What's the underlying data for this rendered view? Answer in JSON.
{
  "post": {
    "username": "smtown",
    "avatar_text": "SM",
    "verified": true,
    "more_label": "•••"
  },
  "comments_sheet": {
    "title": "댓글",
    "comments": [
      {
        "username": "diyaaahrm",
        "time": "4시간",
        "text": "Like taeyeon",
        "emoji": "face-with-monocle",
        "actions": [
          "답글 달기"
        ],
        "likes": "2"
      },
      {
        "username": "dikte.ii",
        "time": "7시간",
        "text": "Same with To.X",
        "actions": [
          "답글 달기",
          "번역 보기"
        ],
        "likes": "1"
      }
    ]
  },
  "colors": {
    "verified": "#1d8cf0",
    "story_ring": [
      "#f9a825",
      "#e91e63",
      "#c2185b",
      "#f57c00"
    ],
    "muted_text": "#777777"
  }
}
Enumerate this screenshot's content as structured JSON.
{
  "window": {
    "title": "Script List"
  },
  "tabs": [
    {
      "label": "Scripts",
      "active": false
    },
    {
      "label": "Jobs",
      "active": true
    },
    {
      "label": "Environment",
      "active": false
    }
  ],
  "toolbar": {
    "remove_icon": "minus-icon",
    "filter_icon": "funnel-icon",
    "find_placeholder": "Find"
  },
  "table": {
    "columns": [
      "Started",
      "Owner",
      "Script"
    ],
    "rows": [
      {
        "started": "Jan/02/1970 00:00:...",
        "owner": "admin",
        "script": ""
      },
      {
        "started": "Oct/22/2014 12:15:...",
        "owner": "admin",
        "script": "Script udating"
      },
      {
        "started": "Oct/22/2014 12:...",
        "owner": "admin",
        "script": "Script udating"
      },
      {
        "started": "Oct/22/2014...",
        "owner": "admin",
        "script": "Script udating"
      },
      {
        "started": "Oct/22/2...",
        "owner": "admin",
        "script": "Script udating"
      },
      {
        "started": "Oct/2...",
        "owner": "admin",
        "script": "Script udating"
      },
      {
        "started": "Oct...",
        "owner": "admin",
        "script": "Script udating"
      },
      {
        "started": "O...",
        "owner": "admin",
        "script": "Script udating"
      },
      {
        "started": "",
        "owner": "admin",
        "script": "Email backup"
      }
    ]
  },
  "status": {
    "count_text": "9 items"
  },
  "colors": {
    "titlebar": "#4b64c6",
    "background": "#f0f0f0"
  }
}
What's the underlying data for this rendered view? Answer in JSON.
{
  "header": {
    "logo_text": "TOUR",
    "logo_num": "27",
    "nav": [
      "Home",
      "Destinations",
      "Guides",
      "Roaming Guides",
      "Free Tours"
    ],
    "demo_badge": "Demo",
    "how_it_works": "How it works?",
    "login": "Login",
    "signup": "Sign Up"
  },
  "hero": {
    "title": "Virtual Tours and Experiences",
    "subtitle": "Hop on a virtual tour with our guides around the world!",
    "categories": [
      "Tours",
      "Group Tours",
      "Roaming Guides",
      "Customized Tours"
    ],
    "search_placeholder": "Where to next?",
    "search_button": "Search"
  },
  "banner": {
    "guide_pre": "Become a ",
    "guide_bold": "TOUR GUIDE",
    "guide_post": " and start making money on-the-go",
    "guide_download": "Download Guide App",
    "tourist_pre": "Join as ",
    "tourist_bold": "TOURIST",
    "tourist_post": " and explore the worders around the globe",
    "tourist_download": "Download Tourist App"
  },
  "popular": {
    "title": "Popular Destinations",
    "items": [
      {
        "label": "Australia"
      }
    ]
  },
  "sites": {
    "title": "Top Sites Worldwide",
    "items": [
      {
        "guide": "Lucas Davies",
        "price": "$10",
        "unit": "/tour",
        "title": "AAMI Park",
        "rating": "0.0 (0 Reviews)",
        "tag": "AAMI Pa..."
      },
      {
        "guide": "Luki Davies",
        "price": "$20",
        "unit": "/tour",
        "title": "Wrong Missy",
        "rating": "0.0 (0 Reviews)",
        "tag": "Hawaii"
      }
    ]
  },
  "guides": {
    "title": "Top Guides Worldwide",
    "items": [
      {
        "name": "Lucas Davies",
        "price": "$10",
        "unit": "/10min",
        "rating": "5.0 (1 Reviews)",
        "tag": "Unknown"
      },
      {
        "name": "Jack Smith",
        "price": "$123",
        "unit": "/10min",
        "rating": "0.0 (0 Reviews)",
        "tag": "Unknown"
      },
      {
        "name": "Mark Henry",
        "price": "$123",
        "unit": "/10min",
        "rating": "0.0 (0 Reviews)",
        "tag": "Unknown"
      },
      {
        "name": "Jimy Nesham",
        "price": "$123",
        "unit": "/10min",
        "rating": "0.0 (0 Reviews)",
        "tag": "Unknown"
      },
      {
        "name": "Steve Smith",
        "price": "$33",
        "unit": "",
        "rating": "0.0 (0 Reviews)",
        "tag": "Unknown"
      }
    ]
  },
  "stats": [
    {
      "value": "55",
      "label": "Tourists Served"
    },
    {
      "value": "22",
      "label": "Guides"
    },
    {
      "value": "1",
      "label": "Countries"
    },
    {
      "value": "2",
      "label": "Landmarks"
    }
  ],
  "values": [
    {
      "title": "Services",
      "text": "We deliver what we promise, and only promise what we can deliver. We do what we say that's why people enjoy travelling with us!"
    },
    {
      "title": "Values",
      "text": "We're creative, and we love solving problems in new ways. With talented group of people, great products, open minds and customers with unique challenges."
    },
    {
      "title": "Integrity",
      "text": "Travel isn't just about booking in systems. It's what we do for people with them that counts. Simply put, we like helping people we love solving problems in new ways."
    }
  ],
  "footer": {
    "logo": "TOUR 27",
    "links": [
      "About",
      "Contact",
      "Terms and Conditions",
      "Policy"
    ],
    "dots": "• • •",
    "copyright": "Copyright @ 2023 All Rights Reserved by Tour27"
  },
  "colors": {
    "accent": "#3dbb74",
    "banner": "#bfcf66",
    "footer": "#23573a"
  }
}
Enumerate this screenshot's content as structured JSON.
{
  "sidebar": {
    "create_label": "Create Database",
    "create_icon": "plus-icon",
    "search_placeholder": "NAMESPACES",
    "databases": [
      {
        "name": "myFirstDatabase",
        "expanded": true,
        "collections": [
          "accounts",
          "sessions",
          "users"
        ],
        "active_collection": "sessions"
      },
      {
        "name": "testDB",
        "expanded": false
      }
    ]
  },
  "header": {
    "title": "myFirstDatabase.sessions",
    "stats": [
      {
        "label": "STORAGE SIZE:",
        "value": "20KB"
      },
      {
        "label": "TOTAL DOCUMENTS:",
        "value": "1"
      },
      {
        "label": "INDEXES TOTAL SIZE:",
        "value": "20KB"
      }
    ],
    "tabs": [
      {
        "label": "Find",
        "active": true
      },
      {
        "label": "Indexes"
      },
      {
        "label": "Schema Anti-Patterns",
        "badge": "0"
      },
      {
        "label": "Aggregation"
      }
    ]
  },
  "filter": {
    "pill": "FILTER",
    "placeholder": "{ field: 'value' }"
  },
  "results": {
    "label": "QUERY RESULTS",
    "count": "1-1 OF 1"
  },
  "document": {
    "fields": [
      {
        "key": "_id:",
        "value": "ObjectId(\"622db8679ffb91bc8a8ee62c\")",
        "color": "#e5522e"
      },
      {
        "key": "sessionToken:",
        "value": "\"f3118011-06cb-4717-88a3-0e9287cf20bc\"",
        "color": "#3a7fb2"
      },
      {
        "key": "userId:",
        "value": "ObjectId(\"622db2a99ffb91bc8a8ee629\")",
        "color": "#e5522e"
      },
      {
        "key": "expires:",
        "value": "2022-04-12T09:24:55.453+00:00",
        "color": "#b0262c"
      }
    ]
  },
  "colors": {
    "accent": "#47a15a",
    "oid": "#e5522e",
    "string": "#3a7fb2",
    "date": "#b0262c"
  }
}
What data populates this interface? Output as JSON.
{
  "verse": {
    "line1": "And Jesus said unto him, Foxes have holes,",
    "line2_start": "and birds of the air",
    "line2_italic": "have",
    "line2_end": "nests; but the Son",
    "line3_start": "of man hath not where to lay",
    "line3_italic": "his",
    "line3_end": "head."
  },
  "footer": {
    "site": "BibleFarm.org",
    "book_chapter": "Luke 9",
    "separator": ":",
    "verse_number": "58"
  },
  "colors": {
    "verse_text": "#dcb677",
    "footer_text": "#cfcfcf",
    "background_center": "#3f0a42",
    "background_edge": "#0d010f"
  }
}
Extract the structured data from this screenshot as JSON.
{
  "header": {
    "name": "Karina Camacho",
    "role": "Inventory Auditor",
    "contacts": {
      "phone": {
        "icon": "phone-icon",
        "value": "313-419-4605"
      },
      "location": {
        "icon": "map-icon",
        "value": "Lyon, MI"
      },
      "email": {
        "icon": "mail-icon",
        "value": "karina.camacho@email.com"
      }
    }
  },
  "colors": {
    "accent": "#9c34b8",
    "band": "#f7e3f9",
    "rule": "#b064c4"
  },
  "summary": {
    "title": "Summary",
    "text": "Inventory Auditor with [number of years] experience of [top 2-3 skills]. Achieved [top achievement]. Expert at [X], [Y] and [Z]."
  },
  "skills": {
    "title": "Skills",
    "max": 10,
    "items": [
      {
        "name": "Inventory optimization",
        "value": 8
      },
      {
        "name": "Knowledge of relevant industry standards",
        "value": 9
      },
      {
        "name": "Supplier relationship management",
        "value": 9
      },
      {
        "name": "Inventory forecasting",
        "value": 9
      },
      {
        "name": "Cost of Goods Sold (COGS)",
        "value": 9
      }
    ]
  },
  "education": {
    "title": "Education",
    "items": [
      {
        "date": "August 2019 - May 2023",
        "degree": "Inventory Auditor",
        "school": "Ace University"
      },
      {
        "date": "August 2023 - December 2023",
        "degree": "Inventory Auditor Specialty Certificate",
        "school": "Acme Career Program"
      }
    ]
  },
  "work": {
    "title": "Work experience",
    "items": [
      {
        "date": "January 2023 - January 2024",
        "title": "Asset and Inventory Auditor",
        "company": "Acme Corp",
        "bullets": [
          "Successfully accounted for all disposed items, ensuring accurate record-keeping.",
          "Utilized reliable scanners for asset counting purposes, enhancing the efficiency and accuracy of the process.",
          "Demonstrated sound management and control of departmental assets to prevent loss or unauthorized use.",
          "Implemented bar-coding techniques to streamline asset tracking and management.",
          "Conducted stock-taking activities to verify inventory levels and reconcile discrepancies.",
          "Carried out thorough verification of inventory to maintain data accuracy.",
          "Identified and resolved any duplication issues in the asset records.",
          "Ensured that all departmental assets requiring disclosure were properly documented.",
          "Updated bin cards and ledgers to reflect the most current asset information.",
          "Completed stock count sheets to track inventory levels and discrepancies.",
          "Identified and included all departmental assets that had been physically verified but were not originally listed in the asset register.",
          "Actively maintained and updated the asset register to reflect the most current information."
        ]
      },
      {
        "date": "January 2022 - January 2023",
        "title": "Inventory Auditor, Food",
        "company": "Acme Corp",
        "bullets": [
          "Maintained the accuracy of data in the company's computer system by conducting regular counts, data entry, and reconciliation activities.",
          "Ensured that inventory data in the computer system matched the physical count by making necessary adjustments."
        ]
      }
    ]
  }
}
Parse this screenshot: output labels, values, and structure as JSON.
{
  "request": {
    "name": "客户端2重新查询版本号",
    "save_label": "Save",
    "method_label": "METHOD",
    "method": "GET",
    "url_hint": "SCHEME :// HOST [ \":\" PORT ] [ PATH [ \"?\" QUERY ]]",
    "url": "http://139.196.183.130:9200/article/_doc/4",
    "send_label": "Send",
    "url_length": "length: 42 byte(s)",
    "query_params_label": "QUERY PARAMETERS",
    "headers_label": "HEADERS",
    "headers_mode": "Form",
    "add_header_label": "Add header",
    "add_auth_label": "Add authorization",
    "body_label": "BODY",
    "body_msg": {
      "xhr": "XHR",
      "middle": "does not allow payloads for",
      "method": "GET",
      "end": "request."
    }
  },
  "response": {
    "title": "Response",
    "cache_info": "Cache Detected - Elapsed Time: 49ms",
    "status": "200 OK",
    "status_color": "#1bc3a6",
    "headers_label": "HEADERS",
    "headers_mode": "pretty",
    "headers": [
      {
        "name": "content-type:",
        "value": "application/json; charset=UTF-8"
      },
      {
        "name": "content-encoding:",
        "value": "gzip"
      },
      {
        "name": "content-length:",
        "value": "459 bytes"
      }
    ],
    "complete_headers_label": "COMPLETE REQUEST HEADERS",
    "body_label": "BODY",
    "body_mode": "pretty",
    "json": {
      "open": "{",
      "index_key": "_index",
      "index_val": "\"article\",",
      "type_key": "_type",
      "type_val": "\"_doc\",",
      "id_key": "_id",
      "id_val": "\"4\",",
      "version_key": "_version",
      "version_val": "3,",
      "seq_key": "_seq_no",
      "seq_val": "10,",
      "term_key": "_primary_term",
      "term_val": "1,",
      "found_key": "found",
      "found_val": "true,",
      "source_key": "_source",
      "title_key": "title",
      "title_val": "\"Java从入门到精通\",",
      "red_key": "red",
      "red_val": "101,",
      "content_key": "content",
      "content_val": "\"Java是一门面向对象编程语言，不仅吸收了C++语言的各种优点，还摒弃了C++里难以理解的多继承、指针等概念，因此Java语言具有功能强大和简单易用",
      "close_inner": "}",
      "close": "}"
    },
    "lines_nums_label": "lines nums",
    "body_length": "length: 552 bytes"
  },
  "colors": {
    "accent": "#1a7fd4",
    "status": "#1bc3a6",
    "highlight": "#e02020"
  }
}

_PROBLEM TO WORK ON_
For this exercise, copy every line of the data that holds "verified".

_EXERCISE RESPONSE_
    "verified": true,
    "verified": "#1d8cf0",
          "Identified and included all departmental assets that had been physically verified but were not originally listed in the asset register.",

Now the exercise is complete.